Many species of teleost fish detect and release F prostaglandins (PGFs), but the specific identities of these compounds and how they function as species-specific pheromones have yet to be resolved. This study addressed these questions in the common carp. An initial set of experiments established that mature male common carp were attracted to chemicals released by ovulated conspecifics, whereas the odor of female goldfish, a close relative, was less attractive. Tests of fractionated holding water from ovulated carp revealed that only the non-polar fraction was attractive on its own. Mass spectrometry and immunoassay next demonstrated that the non-polar fraction contained large quantities of prostaglandin F 2α (PGF 2α), 15keto-prostaglandinF 2α, and 13,14-dihydro-15keto-prostaglandin F 2α (100 g fish released over 1 μg of all 3 PGFs per h at a ratio of 1.0:1.7:0.7). Ovulated goldfish released the same three PGFs but at a slightly greater rate and in a different ratio. Tests of synthetic mixtures of these PGFs revealed that the carp-specific mixture attracted male carp but was no better than the goldfish-specific mixture or PGF 2α alone and that PGF 2α was just as attractive as mixture of all three PGFs. A final set of attraction tests revealed that although PGF 2α could explain all of the activity of the non-polar portion of female carp holding water, it could not explain the entire activity of female water but that a mixture of PGFs and the polar fraction could. We conclude that ovulated female carp release a multi-component sex pheromone complex that is comprised of PGF 2α and unknown species-specific polar compound(s) that synergize the activity of the former. The pheromone also might be useful in controlling this invasive species. The observation that a fish hormonal sex pheromone incorporates bodily metabolites in addition to relatively common hormonal products demonstrates a mechanism by which species specificity may be conferred to this common type of sex pheromone.
Bibliographical noteFunding Information:
Acknowledgments This study was funded by the Invasive Animals Cooperative Research Centre (Canberra, Australia) and the Minnesota Agricultural Experiment Station. The authors thank Haude Levesque, Mario J. Travaline, and Jay Maher for technical support. Two anonymous reviewers provided helpful suggestions.
- Common carp
- Cyprinus carpio

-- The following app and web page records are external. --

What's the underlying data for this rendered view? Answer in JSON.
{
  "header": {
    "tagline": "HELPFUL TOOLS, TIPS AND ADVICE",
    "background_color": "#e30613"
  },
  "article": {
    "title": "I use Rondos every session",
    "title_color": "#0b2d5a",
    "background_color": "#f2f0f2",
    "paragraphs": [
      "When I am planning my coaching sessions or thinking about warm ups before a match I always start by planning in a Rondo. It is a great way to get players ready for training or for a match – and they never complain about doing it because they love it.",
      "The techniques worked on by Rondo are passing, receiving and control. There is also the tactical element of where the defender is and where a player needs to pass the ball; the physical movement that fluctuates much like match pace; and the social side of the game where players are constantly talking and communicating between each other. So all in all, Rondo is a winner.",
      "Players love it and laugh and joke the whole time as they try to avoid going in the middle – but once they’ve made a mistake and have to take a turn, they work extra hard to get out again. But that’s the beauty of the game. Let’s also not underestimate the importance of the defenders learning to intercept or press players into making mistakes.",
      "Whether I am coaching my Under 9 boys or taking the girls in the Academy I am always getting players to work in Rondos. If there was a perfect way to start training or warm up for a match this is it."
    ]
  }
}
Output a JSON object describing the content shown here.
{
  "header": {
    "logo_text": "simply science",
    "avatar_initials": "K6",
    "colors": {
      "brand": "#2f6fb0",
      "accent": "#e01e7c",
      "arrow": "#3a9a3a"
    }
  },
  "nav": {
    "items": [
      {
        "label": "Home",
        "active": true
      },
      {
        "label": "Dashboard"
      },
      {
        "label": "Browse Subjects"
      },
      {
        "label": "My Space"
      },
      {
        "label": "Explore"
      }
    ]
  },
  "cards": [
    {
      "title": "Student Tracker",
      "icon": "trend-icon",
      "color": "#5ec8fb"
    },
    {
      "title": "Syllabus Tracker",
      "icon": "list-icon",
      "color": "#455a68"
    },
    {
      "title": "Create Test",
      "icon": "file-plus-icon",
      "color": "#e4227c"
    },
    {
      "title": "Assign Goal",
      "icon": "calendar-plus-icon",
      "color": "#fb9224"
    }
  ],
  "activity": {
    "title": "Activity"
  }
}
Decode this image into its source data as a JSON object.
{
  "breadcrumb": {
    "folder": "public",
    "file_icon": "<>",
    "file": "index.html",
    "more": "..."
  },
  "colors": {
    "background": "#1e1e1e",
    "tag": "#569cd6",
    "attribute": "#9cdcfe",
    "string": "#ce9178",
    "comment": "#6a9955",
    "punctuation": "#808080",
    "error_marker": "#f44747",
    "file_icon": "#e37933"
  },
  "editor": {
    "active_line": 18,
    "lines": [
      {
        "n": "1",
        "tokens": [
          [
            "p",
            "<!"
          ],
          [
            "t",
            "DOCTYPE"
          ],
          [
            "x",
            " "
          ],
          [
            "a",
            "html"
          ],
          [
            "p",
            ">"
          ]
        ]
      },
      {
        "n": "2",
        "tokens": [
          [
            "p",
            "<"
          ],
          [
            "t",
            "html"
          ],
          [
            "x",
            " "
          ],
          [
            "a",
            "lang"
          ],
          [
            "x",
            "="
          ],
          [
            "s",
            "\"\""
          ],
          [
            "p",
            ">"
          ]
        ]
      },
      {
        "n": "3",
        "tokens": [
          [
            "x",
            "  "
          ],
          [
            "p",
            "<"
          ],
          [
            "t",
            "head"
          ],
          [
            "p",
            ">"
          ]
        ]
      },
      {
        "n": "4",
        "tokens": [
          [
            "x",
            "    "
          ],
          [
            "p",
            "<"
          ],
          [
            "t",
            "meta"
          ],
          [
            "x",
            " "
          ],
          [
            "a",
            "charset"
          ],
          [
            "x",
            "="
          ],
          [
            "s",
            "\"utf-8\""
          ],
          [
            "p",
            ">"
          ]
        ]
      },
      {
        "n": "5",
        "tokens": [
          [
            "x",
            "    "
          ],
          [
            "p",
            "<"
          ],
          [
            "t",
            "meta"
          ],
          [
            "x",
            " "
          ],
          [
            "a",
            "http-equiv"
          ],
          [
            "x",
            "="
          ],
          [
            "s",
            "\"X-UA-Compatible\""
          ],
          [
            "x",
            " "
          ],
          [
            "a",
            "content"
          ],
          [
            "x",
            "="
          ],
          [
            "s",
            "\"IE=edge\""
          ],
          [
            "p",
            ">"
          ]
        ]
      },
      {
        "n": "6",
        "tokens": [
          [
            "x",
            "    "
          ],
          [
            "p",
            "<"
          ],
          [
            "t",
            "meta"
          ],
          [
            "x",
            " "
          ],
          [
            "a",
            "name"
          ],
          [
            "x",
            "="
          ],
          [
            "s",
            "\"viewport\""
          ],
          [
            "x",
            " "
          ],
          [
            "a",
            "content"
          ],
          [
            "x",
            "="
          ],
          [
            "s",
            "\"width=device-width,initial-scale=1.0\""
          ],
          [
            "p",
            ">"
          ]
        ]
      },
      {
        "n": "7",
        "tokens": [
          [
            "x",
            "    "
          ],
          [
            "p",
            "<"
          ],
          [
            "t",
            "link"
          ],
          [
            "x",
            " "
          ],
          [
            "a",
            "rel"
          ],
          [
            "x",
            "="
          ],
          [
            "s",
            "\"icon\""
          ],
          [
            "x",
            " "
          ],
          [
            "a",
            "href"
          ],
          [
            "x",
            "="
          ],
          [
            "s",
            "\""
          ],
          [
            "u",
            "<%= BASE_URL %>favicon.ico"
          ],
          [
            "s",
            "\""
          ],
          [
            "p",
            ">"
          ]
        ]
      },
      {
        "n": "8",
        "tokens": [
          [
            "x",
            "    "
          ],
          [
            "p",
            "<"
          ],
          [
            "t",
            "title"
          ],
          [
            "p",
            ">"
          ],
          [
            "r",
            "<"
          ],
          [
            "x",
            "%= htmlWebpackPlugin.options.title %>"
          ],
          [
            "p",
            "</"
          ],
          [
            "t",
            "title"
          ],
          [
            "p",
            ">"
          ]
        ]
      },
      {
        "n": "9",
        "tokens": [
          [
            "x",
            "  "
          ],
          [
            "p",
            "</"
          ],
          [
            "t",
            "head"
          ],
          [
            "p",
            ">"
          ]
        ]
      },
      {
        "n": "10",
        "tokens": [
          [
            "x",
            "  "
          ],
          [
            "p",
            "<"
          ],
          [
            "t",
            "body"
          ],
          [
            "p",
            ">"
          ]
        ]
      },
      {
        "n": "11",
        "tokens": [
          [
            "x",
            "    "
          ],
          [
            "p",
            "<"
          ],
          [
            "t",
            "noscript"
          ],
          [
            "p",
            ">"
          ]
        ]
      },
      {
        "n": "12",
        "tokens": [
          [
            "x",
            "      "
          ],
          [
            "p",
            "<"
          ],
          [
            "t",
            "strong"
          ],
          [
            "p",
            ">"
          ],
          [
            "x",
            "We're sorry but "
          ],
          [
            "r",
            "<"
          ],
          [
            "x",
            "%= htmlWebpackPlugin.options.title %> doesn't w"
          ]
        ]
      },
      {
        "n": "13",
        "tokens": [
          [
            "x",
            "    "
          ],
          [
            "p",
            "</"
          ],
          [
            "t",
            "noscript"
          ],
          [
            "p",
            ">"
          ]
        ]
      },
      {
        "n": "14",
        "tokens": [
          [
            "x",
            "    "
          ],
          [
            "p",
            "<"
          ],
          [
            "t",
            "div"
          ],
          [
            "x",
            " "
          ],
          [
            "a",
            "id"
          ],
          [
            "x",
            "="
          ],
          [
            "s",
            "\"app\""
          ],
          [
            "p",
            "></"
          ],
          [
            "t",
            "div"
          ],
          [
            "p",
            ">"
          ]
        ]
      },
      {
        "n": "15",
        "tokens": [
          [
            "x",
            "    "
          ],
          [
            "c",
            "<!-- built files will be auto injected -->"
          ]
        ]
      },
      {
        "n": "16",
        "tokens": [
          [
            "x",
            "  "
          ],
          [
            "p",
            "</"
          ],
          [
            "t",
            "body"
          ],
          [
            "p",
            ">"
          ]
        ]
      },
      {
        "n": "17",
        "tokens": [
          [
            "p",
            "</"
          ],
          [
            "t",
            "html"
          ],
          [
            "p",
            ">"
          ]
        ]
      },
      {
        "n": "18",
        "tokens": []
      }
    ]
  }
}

- Electrospray ion mass spectrometry (ESI-MS/MS)
- Enzyme-linked immunosorbent assay (ELISA)
- Hormonal pheromone
- Invasive species
- Mass spectrometry (MS)
- Pheromone complex
- Species-identifying pheromone